The soil is a living and dynamic ecosystem that is vital to the health and well-being of both people and the planet. However, the soil in North America has been degraded and depleted by decades of industrial agriculture practices, such as excessive use of synthetic fertilizers and pesticides, monoculture cropping, and heavy tillage. This has had a profound impact on the health of the environment, as well as the health of the people who rely on the food that is grown in this soil. Our healing in North America begins in the soil, and it is time to prioritize the regeneration and restoration of our soil ecosystems.
Regenerative agriculture is an approach to farming that seeks to restore the health and resilience of the soil by promoting biodiversity, reducing tillage, and minimizing the use of synthetic inputs. This approach to agriculture has been shown to have numerous benefits, including improved soil health, increased biodiversity, and increased yields over time.
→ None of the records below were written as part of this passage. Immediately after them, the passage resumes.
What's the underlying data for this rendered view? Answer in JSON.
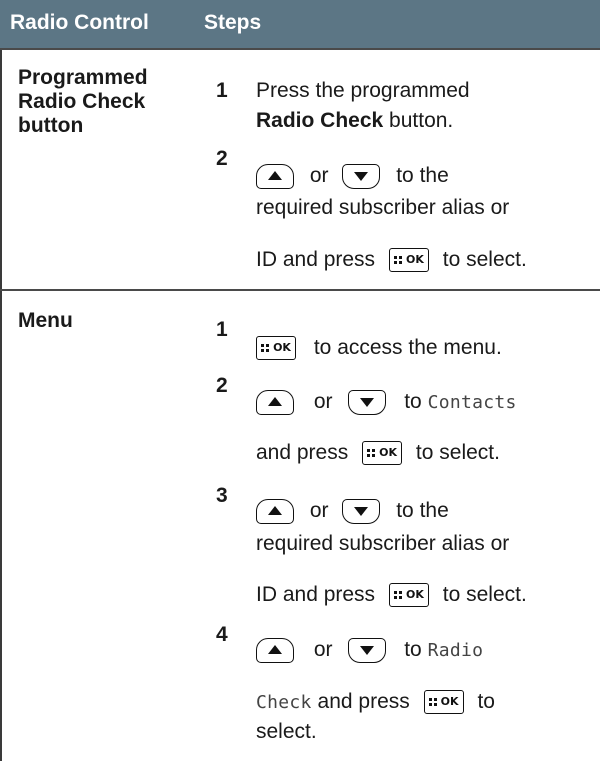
{
  "header": {
    "col_control": "Radio Control",
    "col_steps": "Steps"
  },
  "rows": [
    {
      "control": [
        "Programmed",
        "Radio Check",
        "button"
      ],
      "steps": [
        {
          "num": "1",
          "text": "Press the programmed",
          "bold": "Radio Check",
          "after_bold": "button."
        },
        {
          "num": "2",
          "or": "or",
          "to": "to the",
          "line2": "required subscriber alias or",
          "line3a": "ID and press",
          "line3b": "to select."
        }
      ]
    },
    {
      "control": [
        "Menu"
      ],
      "steps": [
        {
          "num": "1",
          "text": "to access the menu."
        },
        {
          "num": "2",
          "or": "or",
          "to": "to",
          "mono": "Contacts",
          "line2a": "and press",
          "line2b": "to select."
        },
        {
          "num": "3",
          "or": "or",
          "to": "to the",
          "line2": "required subscriber alias or",
          "line3a": "ID and press",
          "line3b": "to select."
        },
        {
          "num": "4",
          "or": "or",
          "to": "to",
          "mono": "Radio",
          "mono2": "Check",
          "line2a": "and press",
          "line2b": "to",
          "line3": "select."
        }
      ]
    }
  ],
  "keys": {
    "up": "up-arrow-key-icon",
    "down": "down-arrow-key-icon",
    "ok": "OK"
  }
}
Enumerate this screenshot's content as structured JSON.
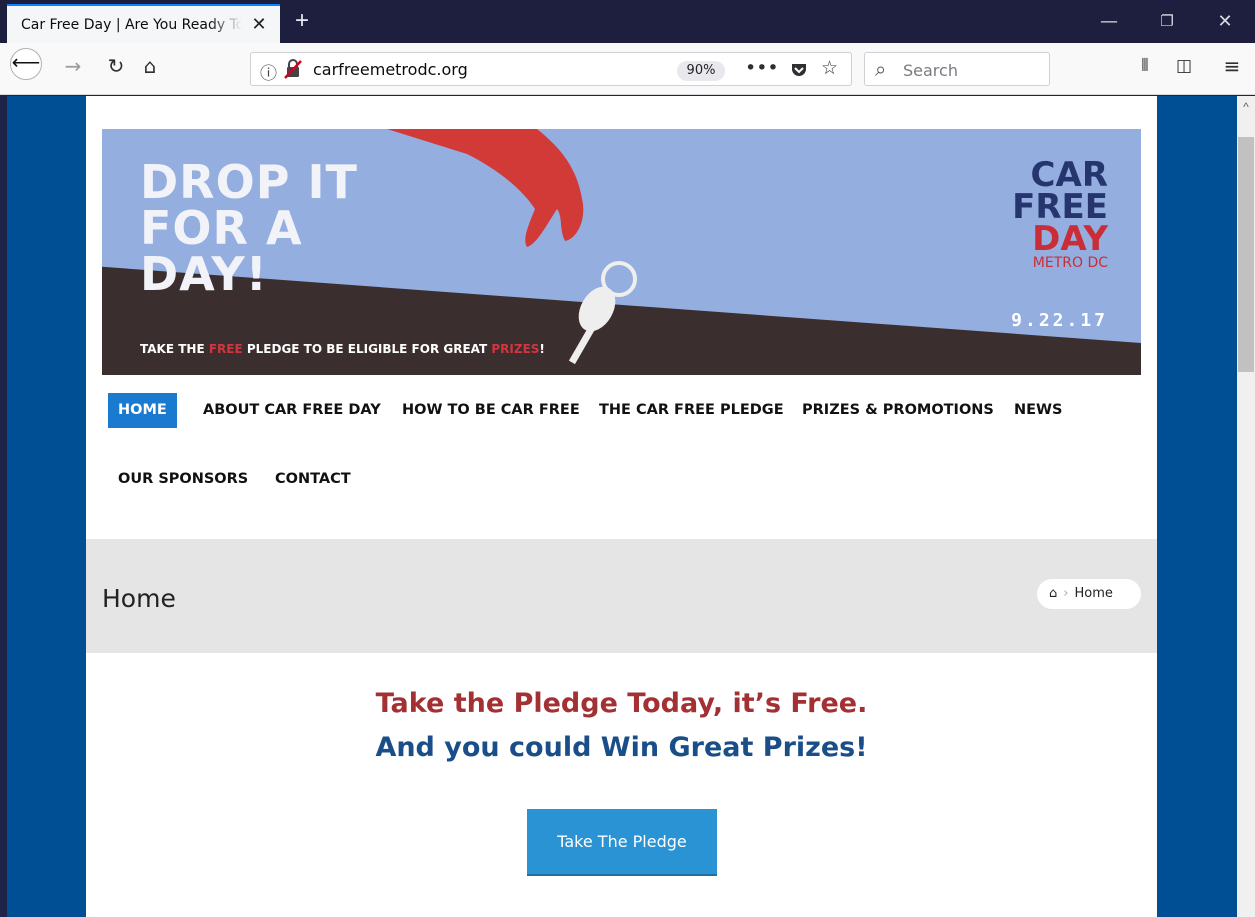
{
  "browser": {
    "tab_title": "Car Free Day | Are You Ready To Take",
    "url": "carfreemetrodc.org",
    "zoom": "90%",
    "search_placeholder": "Search",
    "accent_color": "#0a84ff"
  },
  "banner": {
    "headline_line1": "DROP IT",
    "headline_line2": "FOR A",
    "headline_line3": "DAY!",
    "sub_pre": "TAKE THE ",
    "sub_free": "FREE",
    "sub_mid": " PLEDGE TO BE ELIGIBLE FOR GREAT ",
    "sub_prizes": "PRIZES",
    "sub_end": "!",
    "logo_car": "CAR",
    "logo_free": "FREE",
    "logo_day": "DAY",
    "logo_metro": "METRO DC",
    "date": "9.22.17"
  },
  "menu": {
    "items": [
      {
        "label": "HOME",
        "active": true
      },
      {
        "label": "ABOUT CAR FREE DAY"
      },
      {
        "label": "HOW TO BE CAR FREE"
      },
      {
        "label": "THE CAR FREE PLEDGE"
      },
      {
        "label": "PRIZES & PROMOTIONS"
      },
      {
        "label": "NEWS"
      },
      {
        "label": "OUR SPONSORS"
      },
      {
        "label": "CONTACT"
      }
    ]
  },
  "page_header": {
    "title": "Home",
    "breadcrumb": "Home"
  },
  "content": {
    "line1": "Take the Pledge Today, it’s Free.",
    "line2": "And you could Win Great Prizes!",
    "cta": "Take The Pledge"
  },
  "colors": {
    "site_blue": "#004f94",
    "menu_active": "#1a7ad0",
    "pledge_red": "#a33133",
    "pledge_blue": "#1a4e89",
    "button": "#2a93d4"
  }
}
By regenerating the soil, we can improve the nutritional quality of our food, reduce the need for synthetic inputs, and increase the resilience of our food system to climate change. Regenerative agriculture also has the potential to sequester carbon in the soil, which can help to mitigate climate change.
In addition to the ecological benefits of regenerative agriculture, this approach to farming can also help to build stronger and more resilient communities. Regenerative agriculture can create opportunities for small-scale farmers and promote local food systems, which can support local economies and provide better access to fresh and healthy food.
However, the transition to regenerative agriculture will require significant changes to the way that we currently farm. This will involve shifting away from monoculture cropping, reducing the use of synthetic inputs, and implementing practices that promote soil health, such as cover cropping, crop rotation, and reduced tillage.
In order to support this transition, it is important to invest in research, education, and policy that supports regenerative agriculture. This includes funding for research into the best practices for regenerative agriculture, as well as educational programs to train farmers in these practices. Additionally, policies that incentivize regenerative agriculture and promote local food systems can help to accelerate the transition to a more sustainable and resilient food system.
The health and well-being of both people and the planet are deeply interconnected with the health of the soil. Our healing in North America begins in the soil, and it is time to prioritize the regeneration and restoration of our soil ecosystems. Through the adoption of regenerative agriculture practices, we can improve the health of our soil, increase the resilience of our food system, and build stronger and more resilient communities.